Those lucky, select few who are ultimately invited by Ford to purchase the new Ford GT supercar later this year will have a few all-important decisions to make, including the choice of 10-spoke forged alloy wheels, or identically-sized carbon fiber ones.
Carbon fiber wheels offer significant improvements over alloys – even the supercar-spec alloy wheels being crafted for the 2017 Ford GT. That’s because carbon fiber is stronger pound-for-pound than aluminum, with greater rigidity. The result is a wheel with significantly-reduced mass than its comparable alloy counterpart, reducing not only total vehicle weight, but unsprung weight and rotational inertia, as well.

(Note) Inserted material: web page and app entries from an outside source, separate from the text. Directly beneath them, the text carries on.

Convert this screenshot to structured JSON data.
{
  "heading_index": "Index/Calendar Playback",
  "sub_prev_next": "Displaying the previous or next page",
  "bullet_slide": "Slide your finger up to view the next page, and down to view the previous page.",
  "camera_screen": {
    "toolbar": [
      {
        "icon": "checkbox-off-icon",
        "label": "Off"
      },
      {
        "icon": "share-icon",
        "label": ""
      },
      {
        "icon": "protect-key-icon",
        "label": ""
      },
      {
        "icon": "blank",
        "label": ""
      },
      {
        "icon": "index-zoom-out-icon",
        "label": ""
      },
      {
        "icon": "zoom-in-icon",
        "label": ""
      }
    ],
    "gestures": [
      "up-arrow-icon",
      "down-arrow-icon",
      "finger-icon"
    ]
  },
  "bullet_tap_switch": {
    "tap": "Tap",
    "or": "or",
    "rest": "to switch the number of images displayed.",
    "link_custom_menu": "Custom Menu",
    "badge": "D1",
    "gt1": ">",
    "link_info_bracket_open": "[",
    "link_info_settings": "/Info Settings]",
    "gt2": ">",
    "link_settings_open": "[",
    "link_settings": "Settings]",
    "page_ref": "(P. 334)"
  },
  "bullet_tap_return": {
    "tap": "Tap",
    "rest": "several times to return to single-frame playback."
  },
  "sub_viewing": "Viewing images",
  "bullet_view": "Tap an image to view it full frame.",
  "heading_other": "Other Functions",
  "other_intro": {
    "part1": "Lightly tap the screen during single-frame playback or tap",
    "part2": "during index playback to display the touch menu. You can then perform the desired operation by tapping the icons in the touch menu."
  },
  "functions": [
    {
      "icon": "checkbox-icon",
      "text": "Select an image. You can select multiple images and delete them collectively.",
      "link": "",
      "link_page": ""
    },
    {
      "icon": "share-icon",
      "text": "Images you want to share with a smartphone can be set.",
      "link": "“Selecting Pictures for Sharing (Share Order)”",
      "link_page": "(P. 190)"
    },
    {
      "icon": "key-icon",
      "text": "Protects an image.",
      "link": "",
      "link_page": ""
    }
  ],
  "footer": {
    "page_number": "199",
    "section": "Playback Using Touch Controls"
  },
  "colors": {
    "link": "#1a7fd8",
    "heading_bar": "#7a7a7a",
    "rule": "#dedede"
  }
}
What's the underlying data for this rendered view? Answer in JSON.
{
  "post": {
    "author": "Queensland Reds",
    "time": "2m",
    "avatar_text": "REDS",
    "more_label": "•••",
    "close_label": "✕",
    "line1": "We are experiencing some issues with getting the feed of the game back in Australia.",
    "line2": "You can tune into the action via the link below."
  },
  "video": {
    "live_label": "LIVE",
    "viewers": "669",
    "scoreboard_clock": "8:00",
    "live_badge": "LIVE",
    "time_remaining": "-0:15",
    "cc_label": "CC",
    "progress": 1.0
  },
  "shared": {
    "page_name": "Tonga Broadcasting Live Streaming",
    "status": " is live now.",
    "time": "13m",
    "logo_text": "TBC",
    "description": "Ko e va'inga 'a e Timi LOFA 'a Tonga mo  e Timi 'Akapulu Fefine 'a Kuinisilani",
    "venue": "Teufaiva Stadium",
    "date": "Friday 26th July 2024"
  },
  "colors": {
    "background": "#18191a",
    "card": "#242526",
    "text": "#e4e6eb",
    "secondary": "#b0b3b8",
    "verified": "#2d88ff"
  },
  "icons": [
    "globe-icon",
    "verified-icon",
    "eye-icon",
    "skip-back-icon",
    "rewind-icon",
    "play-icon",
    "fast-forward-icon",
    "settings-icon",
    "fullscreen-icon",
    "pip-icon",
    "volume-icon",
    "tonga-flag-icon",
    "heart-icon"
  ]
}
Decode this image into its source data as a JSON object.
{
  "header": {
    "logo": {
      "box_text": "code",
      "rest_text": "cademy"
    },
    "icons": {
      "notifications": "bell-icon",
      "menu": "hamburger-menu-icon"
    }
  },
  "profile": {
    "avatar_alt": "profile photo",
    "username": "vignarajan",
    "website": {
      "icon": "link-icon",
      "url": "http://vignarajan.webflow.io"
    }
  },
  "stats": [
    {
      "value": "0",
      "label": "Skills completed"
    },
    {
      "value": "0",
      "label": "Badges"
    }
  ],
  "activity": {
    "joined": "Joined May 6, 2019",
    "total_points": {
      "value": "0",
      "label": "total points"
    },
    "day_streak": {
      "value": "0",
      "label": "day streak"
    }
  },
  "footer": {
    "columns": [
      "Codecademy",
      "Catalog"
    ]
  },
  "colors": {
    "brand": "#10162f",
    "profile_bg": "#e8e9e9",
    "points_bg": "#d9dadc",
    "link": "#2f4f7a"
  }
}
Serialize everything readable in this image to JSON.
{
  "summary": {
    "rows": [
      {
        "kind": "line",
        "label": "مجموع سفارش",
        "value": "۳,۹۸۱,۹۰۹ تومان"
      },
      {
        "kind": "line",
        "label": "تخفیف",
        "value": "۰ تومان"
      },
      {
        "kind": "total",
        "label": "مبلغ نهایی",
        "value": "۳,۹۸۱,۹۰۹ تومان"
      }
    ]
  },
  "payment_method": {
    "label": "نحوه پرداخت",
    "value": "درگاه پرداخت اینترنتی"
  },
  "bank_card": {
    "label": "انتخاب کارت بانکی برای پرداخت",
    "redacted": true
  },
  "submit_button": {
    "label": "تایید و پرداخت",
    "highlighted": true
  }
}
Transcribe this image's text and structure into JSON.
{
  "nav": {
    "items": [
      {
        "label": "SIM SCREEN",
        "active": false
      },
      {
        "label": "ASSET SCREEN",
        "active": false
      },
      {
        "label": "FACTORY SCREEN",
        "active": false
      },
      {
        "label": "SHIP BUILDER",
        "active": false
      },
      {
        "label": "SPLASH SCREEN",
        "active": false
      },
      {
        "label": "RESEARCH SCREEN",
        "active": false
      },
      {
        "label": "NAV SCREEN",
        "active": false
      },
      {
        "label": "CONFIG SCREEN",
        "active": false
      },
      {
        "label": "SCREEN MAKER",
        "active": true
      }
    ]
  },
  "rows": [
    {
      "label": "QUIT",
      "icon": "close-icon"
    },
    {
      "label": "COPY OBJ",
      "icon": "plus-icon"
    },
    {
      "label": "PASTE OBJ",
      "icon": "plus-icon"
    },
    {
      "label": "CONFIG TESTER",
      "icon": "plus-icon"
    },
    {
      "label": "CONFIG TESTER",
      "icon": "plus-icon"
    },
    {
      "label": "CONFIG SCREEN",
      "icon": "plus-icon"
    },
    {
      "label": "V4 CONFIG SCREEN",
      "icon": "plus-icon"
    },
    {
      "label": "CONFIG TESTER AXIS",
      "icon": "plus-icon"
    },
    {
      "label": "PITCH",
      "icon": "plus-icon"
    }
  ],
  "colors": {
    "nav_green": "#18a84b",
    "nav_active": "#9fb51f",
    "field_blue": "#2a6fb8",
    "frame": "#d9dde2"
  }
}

The reduction in unsprung weight helps the Ford GT’s suspension to react more quickly to sudden road surface changes; the reduction in rotational inertia means that steering feel and driving dynamics are improved because less effort is expended changing the wheels’ speed and direction.
The new Ford GT’s wheels are 20 inches in diameter, whether made of aluminum alloy or carbon fiber, with an 8.5-inch width up front, and an 11.5-inch width at the rear. Opting for carbon fiber wheels over the standard alloy set results in a 2-pound reduction in unsprung, rotational mass at each corner, reducing inertia by as much as 25 percent.
Ford was responsible for the first-ever implementation of carbon fiber wheels in a volume-production car, that car being the Shelby GT350R Mustang. When we drove each – the standard GT350 and the GT350R – at Road America last year, we noticed a remarkable improvement in responsiveness and feel in the latter.
Not that the former left anything to be desired.